Shanghai Science & Technology Center even has its own Metro stop named after it (Line 2). This huge complex can be overwhelming at times as exhibits are large and fairly extensive. Highlights include displays on robotics, space navigation, and human & health. Another highlight are the IMAX 3d and 4d movies although at times they may only be shown in Chinese.
Yuyuan Garden meaning “happy garden” is well worth visiting; it is bucolic place of calm and serenity among the chaos of Shanghai’s traffic and nearby busy Yuyuan Market along Fangbin Road. Peaceful gardens, narrow walkways, wooden buildings and ponds are part of the attraction here. This 5-acre garden dates from several hundred years ago to the Ming Dynasty. Take Metro Line 10 and get off at the Yuyuan Garden.
Tian Zi Fang District is one of the most popular shopping and districts in all of Shanghai – especially among tourists. Its boutique shops, art galleries, and restaurants situated among the maze of charming narrow walking streets are a hub for photography. Note the restaurants are rather pricy and are somewhat touristy.
The Shanghai metro is the longest in world in terms of amount of track used; it encompasses 11 lines serving much of the greater Shanghai area and about 5 million passengers daily.
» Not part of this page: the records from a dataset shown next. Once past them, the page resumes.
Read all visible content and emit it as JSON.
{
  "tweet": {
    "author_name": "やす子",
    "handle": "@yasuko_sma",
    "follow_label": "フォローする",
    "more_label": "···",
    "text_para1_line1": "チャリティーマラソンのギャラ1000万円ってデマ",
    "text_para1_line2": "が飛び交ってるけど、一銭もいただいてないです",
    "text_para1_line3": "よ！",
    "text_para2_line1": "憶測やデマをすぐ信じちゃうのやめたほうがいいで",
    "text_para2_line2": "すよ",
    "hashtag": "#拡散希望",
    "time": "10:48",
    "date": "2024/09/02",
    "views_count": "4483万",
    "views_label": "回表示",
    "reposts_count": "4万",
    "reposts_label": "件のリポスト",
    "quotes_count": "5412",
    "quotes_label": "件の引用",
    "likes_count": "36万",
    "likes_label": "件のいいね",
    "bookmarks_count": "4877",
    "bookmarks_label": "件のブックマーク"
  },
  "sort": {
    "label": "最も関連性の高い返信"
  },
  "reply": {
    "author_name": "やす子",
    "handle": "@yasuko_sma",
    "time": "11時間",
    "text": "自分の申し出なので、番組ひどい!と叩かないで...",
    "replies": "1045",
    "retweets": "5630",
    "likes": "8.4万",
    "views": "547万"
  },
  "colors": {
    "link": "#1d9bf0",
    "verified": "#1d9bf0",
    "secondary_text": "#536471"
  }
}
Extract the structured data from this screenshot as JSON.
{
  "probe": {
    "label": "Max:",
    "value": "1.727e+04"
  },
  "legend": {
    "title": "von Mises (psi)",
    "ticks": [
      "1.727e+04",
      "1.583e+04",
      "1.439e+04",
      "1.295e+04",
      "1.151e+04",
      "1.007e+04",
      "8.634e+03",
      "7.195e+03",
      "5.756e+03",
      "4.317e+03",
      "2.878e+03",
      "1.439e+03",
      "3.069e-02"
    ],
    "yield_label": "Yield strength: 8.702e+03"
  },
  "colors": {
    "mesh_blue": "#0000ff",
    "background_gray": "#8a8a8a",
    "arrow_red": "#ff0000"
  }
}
We used a number of the lines both on the weekend and the weekdays and in our experience it was rather rare to actually be able to sit down on one of the orange seats. Rush hour sees large increases in ridership – the morning and late afternoon. Stations where the metro lines intersect can also be insanely crowded especially the largest one of People’s Square – where masses of people move quickly passing other masses of people moving in the opposite directions. Automatic touch-screen ticket machines (in both English and Chinese) are located at every metro stop (before you pass through security).
Shanghai’s metro also goes deep into the ground – the deepest we saw noted was 16 meters.
The Maglev Train connects from the metro to Shanghai’s Pudong International airport. We were told this journey with bad traffic used to take up to 2 hours! This super high speed levitated train (by magnets) runs on air above the track and reaches speeds slightly above 430km/hour on its approximately 8 minute run from its Metro stop to Pudong International airport. When it turns – it really banks and the entire train sways to one side. The experience is fast – no seat belts required! The entrance for the Maglev station is outside the intersections of Line 2 and Line 7 on the metro. Visit: www.smtdc.com/en
A couple of good apps that will help during your time in Shanghai are the “SH Metro” (search for “rGuide” – map and as well as a route finder) and “My Chinese” which includes a number of helpful phrases based on situation.
Note the green image of someone walking that shows up at cross walks – if you follow this image and start blindly walking you are putting your health at extreme risk. Never have we been in a city where an invite to start walking across a cross walk is so dangerous.
This image is almost like a free pass for motorists to try and attack pedestrians. Short story is this green image means absolutely nothing. If anything even more cars are allowed to pass when it shows up.
Restaurants in and around the main tourist areas have much higher prices than say where the locals eat. After trying a few Chinese restaurants in the tourist areas we found much better food at small
“hole-in-the-wall” restaurants further from the tourist areas.
ATM’s are widely available throughout the downtown and tourist areas.
There are a number of taxi company’s operating in the city – the most reputable one we were told are the light blue /turquoise colored vehicles.